(Beginning of MATERIAL FOR THIS EXERCISE)

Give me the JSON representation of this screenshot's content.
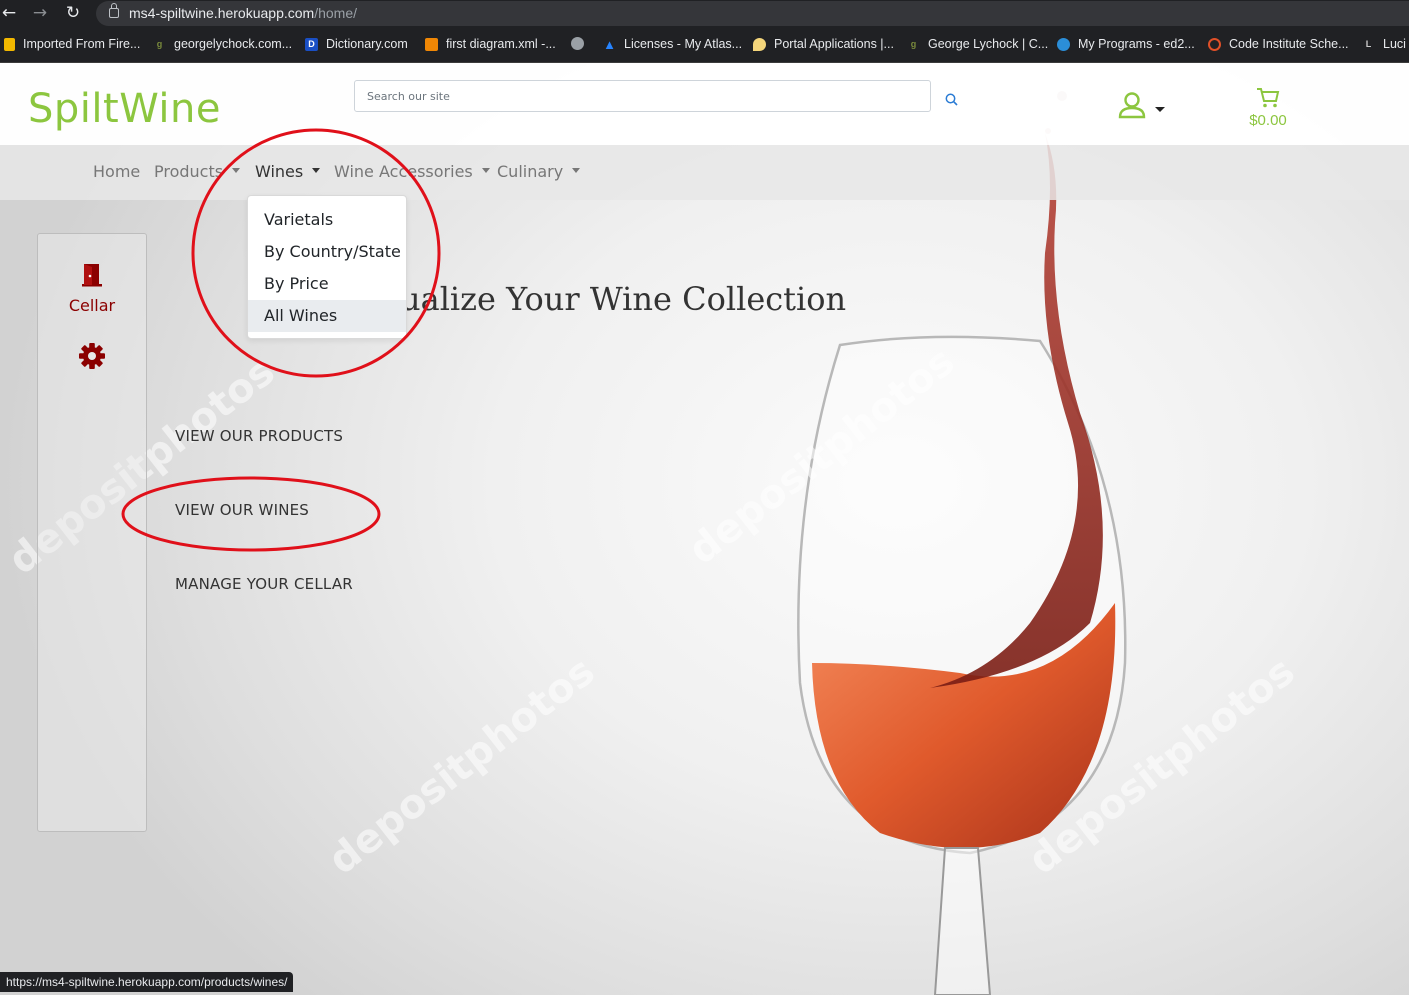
{
  "browser": {
    "url_host": "ms4-spiltwine.herokuapp.com",
    "url_path": "/home/",
    "status_url": "https://ms4-spiltwine.herokuapp.com/products/wines/",
    "bookmarks": [
      {
        "label": "Imported From Fire...",
        "icon": "folder-icon",
        "color": "#f2b800"
      },
      {
        "label": "georgelychock.com...",
        "icon": "site-icon",
        "color": "#7a8b3c"
      },
      {
        "label": "Dictionary.com",
        "icon": "dictionary-icon",
        "color": "#1a4fc4"
      },
      {
        "label": "first diagram.xml -...",
        "icon": "diagram-icon",
        "color": "#f08705"
      },
      {
        "label": "",
        "icon": "globe-icon",
        "color": "#9aa0a6"
      },
      {
        "label": "Licenses - My Atlas...",
        "icon": "atlassian-icon",
        "color": "#2684ff"
      },
      {
        "label": "Portal Applications |...",
        "icon": "portal-icon",
        "color": "#f5d67b"
      },
      {
        "label": "George Lychock | C...",
        "icon": "site-icon",
        "color": "#7a8b3c"
      },
      {
        "label": "My Programs - ed2...",
        "icon": "edx-icon",
        "color": "#2b8ed8"
      },
      {
        "label": "Code Institute Sche...",
        "icon": "ci-icon",
        "color": "#e05028"
      },
      {
        "label": "Luci",
        "icon": "lucid-icon",
        "color": "#cccccc"
      }
    ]
  },
  "site": {
    "logo": "SpiltWine",
    "search_placeholder": "Search our site",
    "cart_total": "$0.00",
    "brand_color": "#8cc63f"
  },
  "nav": [
    {
      "label": "Home",
      "dropdown": false
    },
    {
      "label": "Products",
      "dropdown": true
    },
    {
      "label": "Wines",
      "dropdown": true
    },
    {
      "label": "Wine Accessories",
      "dropdown": true
    },
    {
      "label": "Culinary",
      "dropdown": true
    }
  ],
  "wines_menu": [
    "Varietals",
    "By Country/State",
    "By Price",
    "All Wines"
  ],
  "sidebar": {
    "cellar_label": "Cellar",
    "accent_color": "#8b0000"
  },
  "hero": {
    "title_visible": "ualize Your Wine Collection"
  },
  "links": [
    "VIEW OUR PRODUCTS",
    "VIEW OUR WINES",
    "MANAGE YOUR CELLAR"
  ],
  "watermark": "depositphotos"
}
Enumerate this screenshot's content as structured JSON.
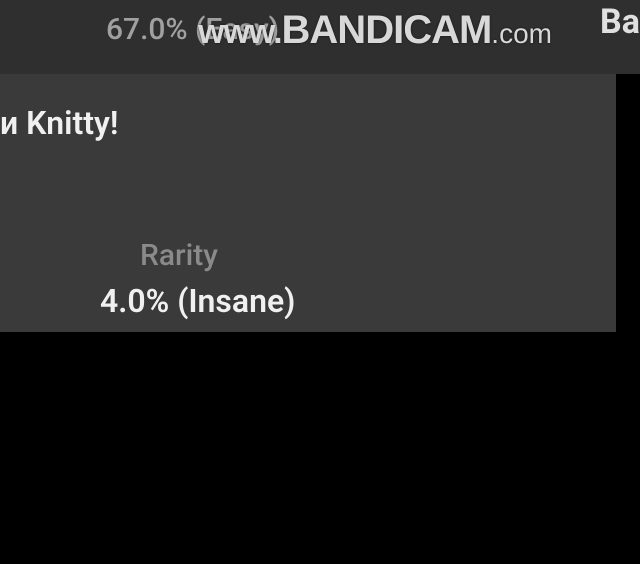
{
  "top_text": "67.0% (Easy)",
  "back_label": "Back",
  "watermark": {
    "prefix": "www.",
    "brand": "BANDICAM",
    "suffix": ".com"
  },
  "subtitle": "и Knitty!",
  "rarity": {
    "label": "Rarity",
    "value": "4.0% (Insane)"
  }
}
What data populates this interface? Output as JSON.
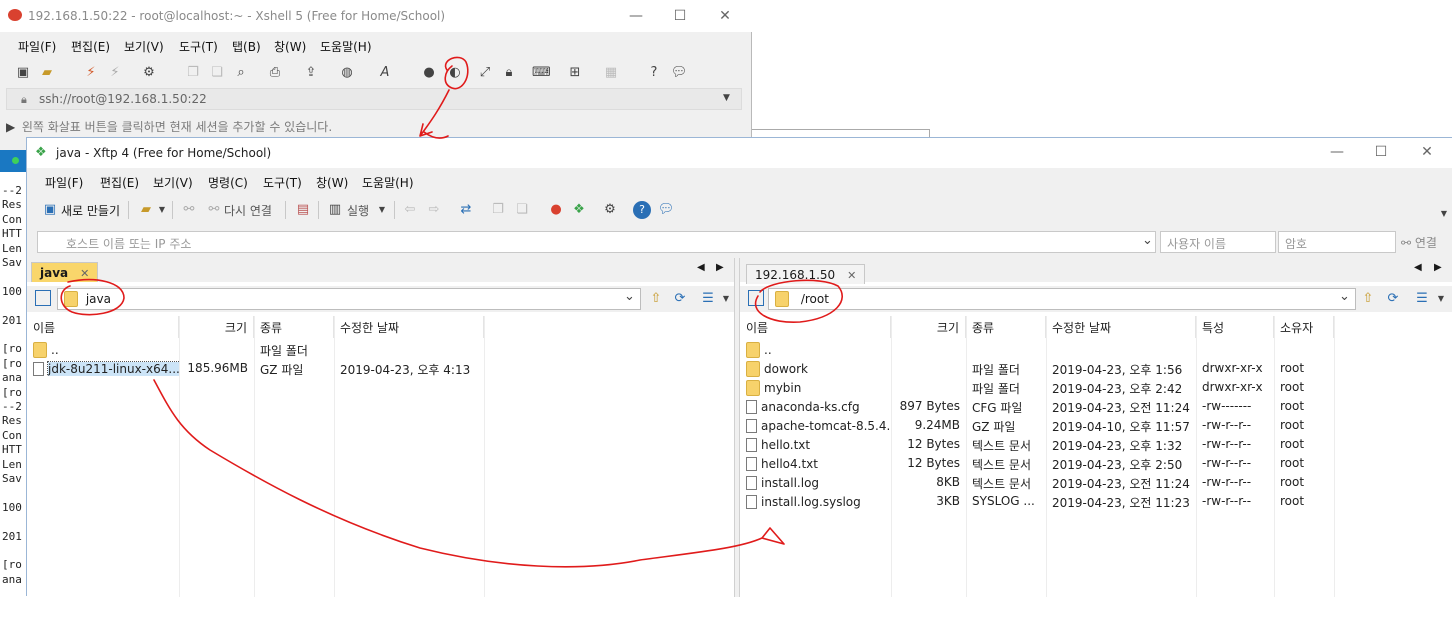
{
  "xshell": {
    "title": "192.168.1.50:22 - root@localhost:~ - Xshell 5 (Free for Home/School)",
    "menu": [
      "파일(F)",
      "편집(E)",
      "보기(V)",
      "도구(T)",
      "탭(B)",
      "창(W)",
      "도움말(H)"
    ],
    "address": "ssh://root@192.168.1.50:22",
    "hint": "왼쪽 화살표 버튼을 클릭하면 현재 세션을 추가할 수 있습니다."
  },
  "terminal": {
    "lines": [
      "--2",
      "Res",
      "Con",
      "HTT",
      "Len",
      "Sav",
      "",
      "100",
      "",
      "201",
      "",
      "[ro",
      "[ro",
      "ana",
      "[ro",
      "--2",
      "Res",
      "Con",
      "HTT",
      "Len",
      "Sav",
      "",
      "100",
      "",
      "201",
      "",
      "[ro",
      "ana"
    ]
  },
  "xftp": {
    "title": "java - Xftp 4 (Free for Home/School)",
    "menu": [
      "파일(F)",
      "편집(E)",
      "보기(V)",
      "명령(C)",
      "도구(T)",
      "창(W)",
      "도움말(H)"
    ],
    "toolbar": {
      "new_label": "새로 만들기",
      "reconnect_label": "다시 연결",
      "run_label": "실행"
    },
    "host_placeholder": "호스트 이름 또는 IP 주소",
    "user_placeholder": "사용자 이름",
    "password_placeholder": "암호",
    "connect_label": "연결",
    "left": {
      "tab": "java",
      "path": "java",
      "columns": [
        "이름",
        "크기",
        "종류",
        "수정한 날짜"
      ],
      "files": [
        {
          "name": "..",
          "size": "",
          "type": "파일 폴더",
          "date": "",
          "icon": "folder-icon"
        },
        {
          "name": "jdk-8u211-linux-x64....",
          "size": "185.96MB",
          "type": "GZ 파일",
          "date": "2019-04-23, 오후 4:13",
          "icon": "file-icon"
        }
      ]
    },
    "right": {
      "tab": "192.168.1.50",
      "path": "/root",
      "columns": [
        "이름",
        "크기",
        "종류",
        "수정한 날짜",
        "특성",
        "소유자"
      ],
      "files": [
        {
          "name": "..",
          "size": "",
          "type": "",
          "date": "",
          "attr": "",
          "owner": "",
          "icon": "folder-icon"
        },
        {
          "name": "dowork",
          "size": "",
          "type": "파일 폴더",
          "date": "2019-04-23, 오후 1:56",
          "attr": "drwxr-xr-x",
          "owner": "root",
          "icon": "folder-icon"
        },
        {
          "name": "mybin",
          "size": "",
          "type": "파일 폴더",
          "date": "2019-04-23, 오후 2:42",
          "attr": "drwxr-xr-x",
          "owner": "root",
          "icon": "folder-icon"
        },
        {
          "name": "anaconda-ks.cfg",
          "size": "897 Bytes",
          "type": "CFG 파일",
          "date": "2019-04-23, 오전 11:24",
          "attr": "-rw-------",
          "owner": "root",
          "icon": "file-icon"
        },
        {
          "name": "apache-tomcat-8.5.4...",
          "size": "9.24MB",
          "type": "GZ 파일",
          "date": "2019-04-10, 오후 11:57",
          "attr": "-rw-r--r--",
          "owner": "root",
          "icon": "file-icon"
        },
        {
          "name": "hello.txt",
          "size": "12 Bytes",
          "type": "텍스트 문서",
          "date": "2019-04-23, 오후 1:32",
          "attr": "-rw-r--r--",
          "owner": "root",
          "icon": "file-icon"
        },
        {
          "name": "hello4.txt",
          "size": "12 Bytes",
          "type": "텍스트 문서",
          "date": "2019-04-23, 오후 2:50",
          "attr": "-rw-r--r--",
          "owner": "root",
          "icon": "file-icon"
        },
        {
          "name": "install.log",
          "size": "8KB",
          "type": "텍스트 문서",
          "date": "2019-04-23, 오전 11:24",
          "attr": "-rw-r--r--",
          "owner": "root",
          "icon": "file-icon"
        },
        {
          "name": "install.log.syslog",
          "size": "3KB",
          "type": "SYSLOG ...",
          "date": "2019-04-23, 오전 11:23",
          "attr": "-rw-r--r--",
          "owner": "root",
          "icon": "file-icon"
        }
      ]
    }
  },
  "colors": {
    "selection": "#cce4f7",
    "annotation": "#e01b1b",
    "tab_active": "#f9d66b"
  }
}
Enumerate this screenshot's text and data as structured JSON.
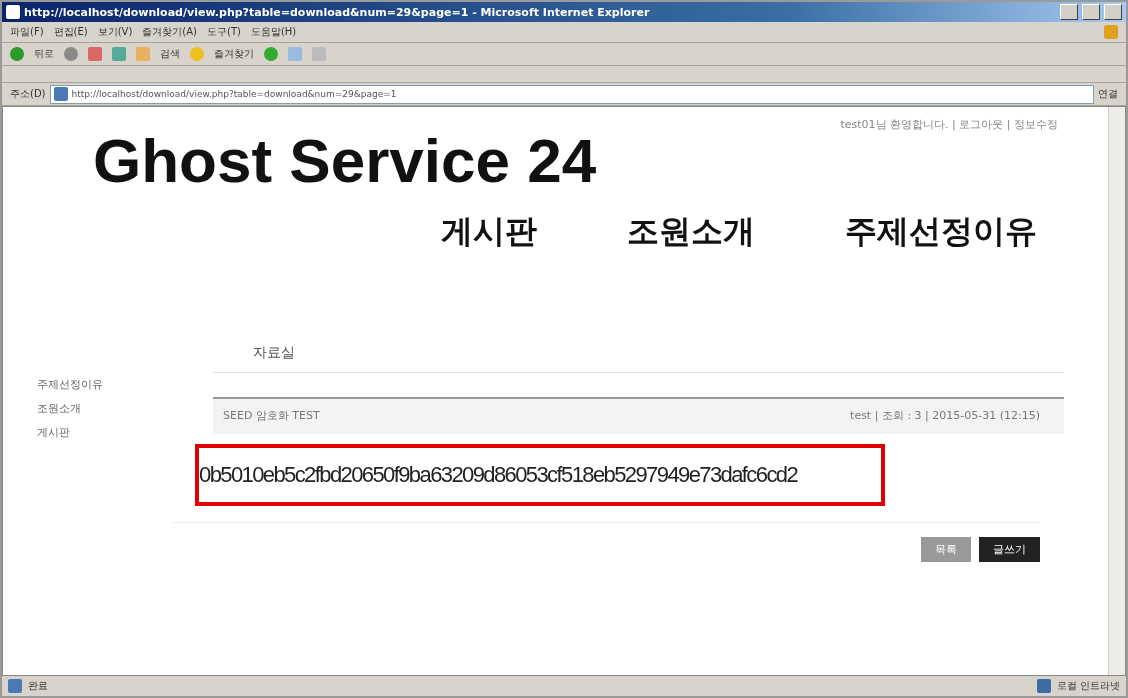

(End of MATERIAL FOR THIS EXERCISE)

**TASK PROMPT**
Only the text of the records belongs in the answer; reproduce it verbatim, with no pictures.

**RESULT**
Give me the JSON representation of this screenshot's content.
{
  "browser": {
    "url_host": "ms4-spiltwine.herokuapp.com",
    "url_path": "/home/",
    "status_url": "https://ms4-spiltwine.herokuapp.com/products/wines/",
    "bookmarks": [
      {
        "label": "Imported From Fire...",
        "icon": "folder-icon",
        "color": "#f2b800"
      },
      {
        "label": "georgelychock.com...",
        "icon": "site-icon",
        "color": "#7a8b3c"
      },
      {
        "label": "Dictionary.com",
        "icon": "dictionary-icon",
        "color": "#1a4fc4"
      },
      {
        "label": "first diagram.xml -...",
        "icon": "diagram-icon",
        "color": "#f08705"
      },
      {
        "label": "",
        "icon": "globe-icon",
        "color": "#9aa0a6"
      },
      {
        "label": "Licenses - My Atlas...",
        "icon": "atlassian-icon",
        "color": "#2684ff"
      },
      {
        "label": "Portal Applications |...",
        "icon": "portal-icon",
        "color": "#f5d67b"
      },
      {
        "label": "George Lychock | C...",
        "icon": "site-icon",
        "color": "#7a8b3c"
      },
      {
        "label": "My Programs - ed2...",
        "icon": "edx-icon",
        "color": "#2b8ed8"
      },
      {
        "label": "Code Institute Sche...",
        "icon": "ci-icon",
        "color": "#e05028"
      },
      {
        "label": "Luci",
        "icon": "lucid-icon",
        "color": "#cccccc"
      }
    ]
  },
  "site": {
    "logo": "SpiltWine",
    "search_placeholder": "Search our site",
    "cart_total": "$0.00",
    "brand_color": "#8cc63f"
  },
  "nav": [
    {
      "label": "Home",
      "dropdown": false
    },
    {
      "label": "Products",
      "dropdown": true
    },
    {
      "label": "Wines",
      "dropdown": true
    },
    {
      "label": "Wine Accessories",
      "dropdown": true
    },
    {
      "label": "Culinary",
      "dropdown": true
    }
  ],
  "wines_menu": [
    "Varietals",
    "By Country/State",
    "By Price",
    "All Wines"
  ],
  "sidebar": {
    "cellar_label": "Cellar",
    "accent_color": "#8b0000"
  },
  "hero": {
    "title_visible": "ualize Your Wine Collection"
  },
  "links": [
    "VIEW OUR PRODUCTS",
    "VIEW OUR WINES",
    "MANAGE YOUR CELLAR"
  ],
  "watermark": "depositphotos"
}
Enumerate this screenshot's content as structured JSON.
{
  "top_text": "67.0% (Easy)",
  "back_label": "Back",
  "watermark": {
    "prefix": "www.",
    "brand": "BANDICAM",
    "suffix": ".com"
  },
  "subtitle": "и Knitty!",
  "rarity": {
    "label": "Rarity",
    "value": "4.0% (Insane)"
  }
}
What data populates this interface? Output as JSON.
{
  "xshell": {
    "title": "192.168.1.50:22 - root@localhost:~ - Xshell 5 (Free for Home/School)",
    "menu": [
      "파일(F)",
      "편집(E)",
      "보기(V)",
      "도구(T)",
      "탭(B)",
      "창(W)",
      "도움말(H)"
    ],
    "address": "ssh://root@192.168.1.50:22",
    "hint": "왼쪽 화살표 버튼을 클릭하면 현재 세션을 추가할 수 있습니다."
  },
  "terminal": {
    "lines": [
      "--2",
      "Res",
      "Con",
      "HTT",
      "Len",
      "Sav",
      "",
      "100",
      "",
      "201",
      "",
      "[ro",
      "[ro",
      "ana",
      "[ro",
      "--2",
      "Res",
      "Con",
      "HTT",
      "Len",
      "Sav",
      "",
      "100",
      "",
      "201",
      "",
      "[ro",
      "ana"
    ]
  },
  "xftp": {
    "title": "java - Xftp 4 (Free for Home/School)",
    "menu": [
      "파일(F)",
      "편집(E)",
      "보기(V)",
      "명령(C)",
      "도구(T)",
      "창(W)",
      "도움말(H)"
    ],
    "toolbar": {
      "new_label": "새로 만들기",
      "reconnect_label": "다시 연결",
      "run_label": "실행"
    },
    "host_placeholder": "호스트 이름 또는 IP 주소",
    "user_placeholder": "사용자 이름",
    "password_placeholder": "암호",
    "connect_label": "연결",
    "left": {
      "tab": "java",
      "path": "java",
      "columns": [
        "이름",
        "크기",
        "종류",
        "수정한 날짜"
      ],
      "files": [
        {
          "name": "..",
          "size": "",
          "type": "파일 폴더",
          "date": "",
          "icon": "folder-icon"
        },
        {
          "name": "jdk-8u211-linux-x64....",
          "size": "185.96MB",
          "type": "GZ 파일",
          "date": "2019-04-23, 오후 4:13",
          "icon": "file-icon"
        }
      ]
    },
    "right": {
      "tab": "192.168.1.50",
      "path": "/root",
      "columns": [
        "이름",
        "크기",
        "종류",
        "수정한 날짜",
        "특성",
        "소유자"
      ],
      "files": [
        {
          "name": "..",
          "size": "",
          "type": "",
          "date": "",
          "attr": "",
          "owner": "",
          "icon": "folder-icon"
        },
        {
          "name": "dowork",
          "size": "",
          "type": "파일 폴더",
          "date": "2019-04-23, 오후 1:56",
          "attr": "drwxr-xr-x",
          "owner": "root",
          "icon": "folder-icon"
        },
        {
          "name": "mybin",
          "size": "",
          "type": "파일 폴더",
          "date": "2019-04-23, 오후 2:42",
          "attr": "drwxr-xr-x",
          "owner": "root",
          "icon": "folder-icon"
        },
        {
          "name": "anaconda-ks.cfg",
          "size": "897 Bytes",
          "type": "CFG 파일",
          "date": "2019-04-23, 오전 11:24",
          "attr": "-rw-------",
          "owner": "root",
          "icon": "file-icon"
        },
        {
          "name": "apache-tomcat-8.5.4...",
          "size": "9.24MB",
          "type": "GZ 파일",
          "date": "2019-04-10, 오후 11:57",
          "attr": "-rw-r--r--",
          "owner": "root",
          "icon": "file-icon"
        },
        {
          "name": "hello.txt",
          "size": "12 Bytes",
          "type": "텍스트 문서",
          "date": "2019-04-23, 오후 1:32",
          "attr": "-rw-r--r--",
          "owner": "root",
          "icon": "file-icon"
        },
        {
          "name": "hello4.txt",
          "size": "12 Bytes",
          "type": "텍스트 문서",
          "date": "2019-04-23, 오후 2:50",
          "attr": "-rw-r--r--",
          "owner": "root",
          "icon": "file-icon"
        },
        {
          "name": "install.log",
          "size": "8KB",
          "type": "텍스트 문서",
          "date": "2019-04-23, 오전 11:24",
          "attr": "-rw-r--r--",
          "owner": "root",
          "icon": "file-icon"
        },
        {
          "name": "install.log.syslog",
          "size": "3KB",
          "type": "SYSLOG ...",
          "date": "2019-04-23, 오전 11:23",
          "attr": "-rw-r--r--",
          "owner": "root",
          "icon": "file-icon"
        }
      ]
    }
  },
  "colors": {
    "selection": "#cce4f7",
    "annotation": "#e01b1b",
    "tab_active": "#f9d66b"
  }
}
Enumerate this screenshot's text and data as structured JSON.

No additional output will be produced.